### Description of the task
Every line with the word "label" in it should be extracted from the data that follows.

### Extracted material

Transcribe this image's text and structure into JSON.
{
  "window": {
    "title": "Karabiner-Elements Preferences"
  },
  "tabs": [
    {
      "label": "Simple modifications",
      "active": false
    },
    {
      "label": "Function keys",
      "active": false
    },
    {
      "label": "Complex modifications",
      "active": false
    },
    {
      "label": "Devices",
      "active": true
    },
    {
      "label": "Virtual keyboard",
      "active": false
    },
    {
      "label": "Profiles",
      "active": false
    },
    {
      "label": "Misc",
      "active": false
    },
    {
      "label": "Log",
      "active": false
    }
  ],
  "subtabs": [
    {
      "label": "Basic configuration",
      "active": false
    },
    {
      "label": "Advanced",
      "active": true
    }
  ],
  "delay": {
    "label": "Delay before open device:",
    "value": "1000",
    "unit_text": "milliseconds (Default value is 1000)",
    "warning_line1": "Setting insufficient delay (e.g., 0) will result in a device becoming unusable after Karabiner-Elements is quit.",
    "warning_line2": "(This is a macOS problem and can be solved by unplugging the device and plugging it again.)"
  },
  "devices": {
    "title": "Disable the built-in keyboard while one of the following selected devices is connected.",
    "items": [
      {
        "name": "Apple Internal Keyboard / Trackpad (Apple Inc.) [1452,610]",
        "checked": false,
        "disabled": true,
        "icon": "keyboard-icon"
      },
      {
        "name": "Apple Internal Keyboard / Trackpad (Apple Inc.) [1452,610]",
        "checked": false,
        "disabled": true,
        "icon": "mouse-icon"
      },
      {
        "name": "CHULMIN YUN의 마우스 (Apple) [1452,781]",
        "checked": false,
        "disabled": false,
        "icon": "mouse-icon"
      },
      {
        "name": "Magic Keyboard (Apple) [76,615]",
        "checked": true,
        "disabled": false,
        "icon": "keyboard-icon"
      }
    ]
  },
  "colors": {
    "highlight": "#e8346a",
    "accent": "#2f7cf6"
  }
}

### Response box
      "label": "Simple modifications",
      "label": "Function keys",
      "label": "Complex modifications",
      "label": "Devices",
      "label": "Virtual keyboard",
      "label": "Profiles",
      "label": "Misc",
      "label": "Log",
      "label": "Basic configuration",
      "label": "Advanced",
    "label": "Delay before open device:",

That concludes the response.